### What needs to be done
Take from the records below each line that holds "value".

### Dataset excerpts
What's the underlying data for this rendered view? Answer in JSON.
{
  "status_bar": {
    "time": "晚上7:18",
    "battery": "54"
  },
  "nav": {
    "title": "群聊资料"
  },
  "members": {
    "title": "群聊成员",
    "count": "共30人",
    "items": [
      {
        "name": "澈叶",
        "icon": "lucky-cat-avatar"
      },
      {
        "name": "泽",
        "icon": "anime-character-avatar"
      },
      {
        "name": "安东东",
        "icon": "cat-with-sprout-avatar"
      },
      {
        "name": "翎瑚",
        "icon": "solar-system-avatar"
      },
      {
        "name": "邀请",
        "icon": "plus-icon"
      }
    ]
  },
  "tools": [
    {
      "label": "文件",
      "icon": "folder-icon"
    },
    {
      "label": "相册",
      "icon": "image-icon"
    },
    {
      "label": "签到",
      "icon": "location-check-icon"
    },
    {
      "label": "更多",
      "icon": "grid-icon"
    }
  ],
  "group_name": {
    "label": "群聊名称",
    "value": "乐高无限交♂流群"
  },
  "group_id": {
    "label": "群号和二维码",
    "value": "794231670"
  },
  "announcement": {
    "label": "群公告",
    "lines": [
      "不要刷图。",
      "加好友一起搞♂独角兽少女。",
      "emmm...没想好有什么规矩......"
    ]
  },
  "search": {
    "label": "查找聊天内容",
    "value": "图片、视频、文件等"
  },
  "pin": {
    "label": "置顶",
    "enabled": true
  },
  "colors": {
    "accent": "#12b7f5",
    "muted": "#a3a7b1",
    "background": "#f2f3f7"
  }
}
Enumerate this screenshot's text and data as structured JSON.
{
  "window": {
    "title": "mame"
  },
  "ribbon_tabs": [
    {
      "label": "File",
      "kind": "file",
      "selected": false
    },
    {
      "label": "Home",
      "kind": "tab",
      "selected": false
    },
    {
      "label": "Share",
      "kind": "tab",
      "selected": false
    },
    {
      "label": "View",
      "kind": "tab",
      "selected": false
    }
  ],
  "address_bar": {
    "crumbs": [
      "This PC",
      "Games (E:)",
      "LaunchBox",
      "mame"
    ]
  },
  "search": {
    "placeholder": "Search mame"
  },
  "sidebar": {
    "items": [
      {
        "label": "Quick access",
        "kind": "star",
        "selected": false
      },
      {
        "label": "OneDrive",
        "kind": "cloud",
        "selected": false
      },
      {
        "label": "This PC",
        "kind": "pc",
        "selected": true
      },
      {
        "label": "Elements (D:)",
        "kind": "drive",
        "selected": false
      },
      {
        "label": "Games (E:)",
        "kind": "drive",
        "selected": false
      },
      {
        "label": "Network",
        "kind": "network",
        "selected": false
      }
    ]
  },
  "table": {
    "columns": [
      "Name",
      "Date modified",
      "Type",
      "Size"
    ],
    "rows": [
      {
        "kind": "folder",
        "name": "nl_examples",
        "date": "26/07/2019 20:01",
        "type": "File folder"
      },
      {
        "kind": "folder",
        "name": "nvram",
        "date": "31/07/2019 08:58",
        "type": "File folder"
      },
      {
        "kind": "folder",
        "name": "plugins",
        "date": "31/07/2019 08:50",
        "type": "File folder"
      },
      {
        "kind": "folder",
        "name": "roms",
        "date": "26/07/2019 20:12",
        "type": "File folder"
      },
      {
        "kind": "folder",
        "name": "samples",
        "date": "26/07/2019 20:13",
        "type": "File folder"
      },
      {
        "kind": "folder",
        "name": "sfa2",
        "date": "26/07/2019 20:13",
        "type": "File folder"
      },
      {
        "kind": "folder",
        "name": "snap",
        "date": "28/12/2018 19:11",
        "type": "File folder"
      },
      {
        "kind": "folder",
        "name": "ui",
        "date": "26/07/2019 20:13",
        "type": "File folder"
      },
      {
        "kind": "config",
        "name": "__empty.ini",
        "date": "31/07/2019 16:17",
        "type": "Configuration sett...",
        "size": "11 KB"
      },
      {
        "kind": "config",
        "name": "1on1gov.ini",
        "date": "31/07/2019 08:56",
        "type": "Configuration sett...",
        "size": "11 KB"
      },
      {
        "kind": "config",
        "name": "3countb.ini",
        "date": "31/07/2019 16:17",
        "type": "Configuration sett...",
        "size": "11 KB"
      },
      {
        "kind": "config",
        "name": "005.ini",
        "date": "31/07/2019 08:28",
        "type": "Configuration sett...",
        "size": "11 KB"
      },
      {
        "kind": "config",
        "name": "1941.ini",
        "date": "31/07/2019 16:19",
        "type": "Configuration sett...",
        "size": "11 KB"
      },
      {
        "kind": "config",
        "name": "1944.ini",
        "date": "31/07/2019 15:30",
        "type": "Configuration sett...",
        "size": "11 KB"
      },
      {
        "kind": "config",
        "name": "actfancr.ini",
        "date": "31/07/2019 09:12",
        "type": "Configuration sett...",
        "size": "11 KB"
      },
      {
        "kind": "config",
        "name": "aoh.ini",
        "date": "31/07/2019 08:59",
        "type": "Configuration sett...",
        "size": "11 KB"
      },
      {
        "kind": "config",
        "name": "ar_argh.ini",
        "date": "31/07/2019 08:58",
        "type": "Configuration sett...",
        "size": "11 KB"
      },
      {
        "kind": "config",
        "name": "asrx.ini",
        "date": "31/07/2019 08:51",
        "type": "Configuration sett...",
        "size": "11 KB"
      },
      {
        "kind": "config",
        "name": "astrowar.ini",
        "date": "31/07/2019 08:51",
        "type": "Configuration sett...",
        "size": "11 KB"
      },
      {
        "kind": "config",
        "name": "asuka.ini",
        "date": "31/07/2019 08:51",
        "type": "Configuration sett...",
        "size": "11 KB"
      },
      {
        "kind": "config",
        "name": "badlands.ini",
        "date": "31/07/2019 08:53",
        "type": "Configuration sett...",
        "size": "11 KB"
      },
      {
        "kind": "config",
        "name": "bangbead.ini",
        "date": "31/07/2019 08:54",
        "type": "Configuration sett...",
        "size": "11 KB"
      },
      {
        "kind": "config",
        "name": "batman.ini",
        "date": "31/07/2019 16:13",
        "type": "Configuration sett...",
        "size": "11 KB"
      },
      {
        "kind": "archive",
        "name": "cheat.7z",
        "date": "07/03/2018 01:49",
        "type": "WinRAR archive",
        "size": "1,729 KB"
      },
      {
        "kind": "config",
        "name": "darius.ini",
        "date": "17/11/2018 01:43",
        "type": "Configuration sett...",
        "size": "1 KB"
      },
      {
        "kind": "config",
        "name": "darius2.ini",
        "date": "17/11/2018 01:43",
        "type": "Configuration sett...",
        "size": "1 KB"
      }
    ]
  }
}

### Response area
    "value": "乐高无限交♂流群"
    "value": "794231670"
    "value": "图片、视频、文件等"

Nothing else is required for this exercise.